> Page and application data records
================================
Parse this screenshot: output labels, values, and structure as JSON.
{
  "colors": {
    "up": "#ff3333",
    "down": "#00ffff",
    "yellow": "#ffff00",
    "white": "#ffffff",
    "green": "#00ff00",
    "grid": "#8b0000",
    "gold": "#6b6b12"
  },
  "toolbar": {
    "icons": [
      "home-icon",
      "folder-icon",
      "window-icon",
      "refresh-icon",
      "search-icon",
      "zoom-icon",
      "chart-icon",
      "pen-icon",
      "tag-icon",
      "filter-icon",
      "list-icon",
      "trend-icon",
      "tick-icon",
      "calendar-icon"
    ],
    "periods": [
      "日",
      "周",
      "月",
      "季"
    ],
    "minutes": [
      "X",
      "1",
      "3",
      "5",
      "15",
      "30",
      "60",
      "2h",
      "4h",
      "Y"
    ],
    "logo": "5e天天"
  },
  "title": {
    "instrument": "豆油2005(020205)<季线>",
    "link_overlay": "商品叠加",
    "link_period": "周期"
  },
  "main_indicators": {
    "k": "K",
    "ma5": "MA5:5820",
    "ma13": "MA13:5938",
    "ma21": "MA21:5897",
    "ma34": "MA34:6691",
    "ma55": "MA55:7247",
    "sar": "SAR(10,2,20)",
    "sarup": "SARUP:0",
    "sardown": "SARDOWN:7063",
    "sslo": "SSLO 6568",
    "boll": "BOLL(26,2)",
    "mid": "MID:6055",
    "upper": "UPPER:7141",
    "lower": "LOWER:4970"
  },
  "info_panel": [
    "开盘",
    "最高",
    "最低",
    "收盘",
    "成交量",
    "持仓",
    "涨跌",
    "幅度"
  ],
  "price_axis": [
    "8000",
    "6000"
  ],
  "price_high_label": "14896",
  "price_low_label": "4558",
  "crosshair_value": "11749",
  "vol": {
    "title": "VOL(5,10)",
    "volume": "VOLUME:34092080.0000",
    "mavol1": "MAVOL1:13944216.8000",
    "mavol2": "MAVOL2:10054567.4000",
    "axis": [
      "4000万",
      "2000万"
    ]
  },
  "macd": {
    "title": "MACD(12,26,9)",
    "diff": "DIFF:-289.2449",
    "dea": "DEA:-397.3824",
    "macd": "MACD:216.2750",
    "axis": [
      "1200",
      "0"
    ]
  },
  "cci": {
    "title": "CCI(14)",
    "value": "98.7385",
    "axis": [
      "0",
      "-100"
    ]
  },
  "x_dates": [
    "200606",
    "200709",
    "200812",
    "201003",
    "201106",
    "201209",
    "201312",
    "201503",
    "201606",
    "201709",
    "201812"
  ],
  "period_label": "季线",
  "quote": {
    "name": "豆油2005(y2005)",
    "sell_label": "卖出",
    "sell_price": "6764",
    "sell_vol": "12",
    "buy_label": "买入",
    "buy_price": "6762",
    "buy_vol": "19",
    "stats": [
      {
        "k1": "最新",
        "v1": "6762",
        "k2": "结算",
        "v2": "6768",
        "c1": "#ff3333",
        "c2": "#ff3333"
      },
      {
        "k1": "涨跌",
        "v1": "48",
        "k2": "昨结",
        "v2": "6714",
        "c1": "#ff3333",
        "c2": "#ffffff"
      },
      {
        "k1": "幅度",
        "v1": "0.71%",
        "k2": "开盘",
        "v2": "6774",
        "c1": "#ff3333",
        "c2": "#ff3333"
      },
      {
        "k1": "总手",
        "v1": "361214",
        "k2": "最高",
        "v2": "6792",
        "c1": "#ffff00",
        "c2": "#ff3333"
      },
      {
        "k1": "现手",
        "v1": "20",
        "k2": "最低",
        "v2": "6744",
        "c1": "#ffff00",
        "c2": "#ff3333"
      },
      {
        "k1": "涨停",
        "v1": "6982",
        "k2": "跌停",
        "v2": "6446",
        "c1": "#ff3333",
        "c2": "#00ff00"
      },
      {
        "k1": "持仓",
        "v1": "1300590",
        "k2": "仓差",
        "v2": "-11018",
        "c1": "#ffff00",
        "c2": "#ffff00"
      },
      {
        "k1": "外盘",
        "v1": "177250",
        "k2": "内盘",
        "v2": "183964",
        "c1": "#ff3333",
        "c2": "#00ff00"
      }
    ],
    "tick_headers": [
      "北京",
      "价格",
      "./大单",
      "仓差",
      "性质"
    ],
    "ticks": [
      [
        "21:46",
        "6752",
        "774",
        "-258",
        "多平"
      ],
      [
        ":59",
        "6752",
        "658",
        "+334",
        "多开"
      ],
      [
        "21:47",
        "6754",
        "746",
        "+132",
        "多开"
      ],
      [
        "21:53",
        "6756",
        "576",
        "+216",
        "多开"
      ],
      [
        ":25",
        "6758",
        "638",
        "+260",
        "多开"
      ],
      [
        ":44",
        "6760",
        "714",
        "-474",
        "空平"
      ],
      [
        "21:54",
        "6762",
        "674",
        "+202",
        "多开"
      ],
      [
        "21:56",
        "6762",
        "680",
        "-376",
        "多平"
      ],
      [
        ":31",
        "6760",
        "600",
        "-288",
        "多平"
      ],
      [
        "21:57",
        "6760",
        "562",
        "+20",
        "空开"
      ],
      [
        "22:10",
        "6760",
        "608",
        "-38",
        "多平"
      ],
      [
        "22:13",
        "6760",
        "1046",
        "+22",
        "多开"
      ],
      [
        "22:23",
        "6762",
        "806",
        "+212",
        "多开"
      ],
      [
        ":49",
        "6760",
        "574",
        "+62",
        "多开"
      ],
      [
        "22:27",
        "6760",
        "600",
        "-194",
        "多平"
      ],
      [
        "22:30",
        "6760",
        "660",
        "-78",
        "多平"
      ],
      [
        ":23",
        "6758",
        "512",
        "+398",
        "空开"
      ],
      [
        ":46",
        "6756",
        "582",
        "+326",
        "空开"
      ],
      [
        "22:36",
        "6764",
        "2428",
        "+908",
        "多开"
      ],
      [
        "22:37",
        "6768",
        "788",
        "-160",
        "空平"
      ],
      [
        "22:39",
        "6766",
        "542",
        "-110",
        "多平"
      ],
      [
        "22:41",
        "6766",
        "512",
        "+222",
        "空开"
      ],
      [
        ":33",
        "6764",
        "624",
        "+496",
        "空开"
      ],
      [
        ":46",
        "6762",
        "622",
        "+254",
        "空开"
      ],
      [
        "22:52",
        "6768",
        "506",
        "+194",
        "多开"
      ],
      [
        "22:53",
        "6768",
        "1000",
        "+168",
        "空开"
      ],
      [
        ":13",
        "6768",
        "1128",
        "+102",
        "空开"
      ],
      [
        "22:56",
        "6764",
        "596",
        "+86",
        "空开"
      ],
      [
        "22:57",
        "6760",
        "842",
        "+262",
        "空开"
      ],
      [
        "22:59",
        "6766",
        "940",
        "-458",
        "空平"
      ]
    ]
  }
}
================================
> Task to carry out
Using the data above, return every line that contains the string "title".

> Problem solution
  "title": {
    "title": "VOL(5,10)",
    "title": "MACD(12,26,9)",
    "title": "CCI(14)",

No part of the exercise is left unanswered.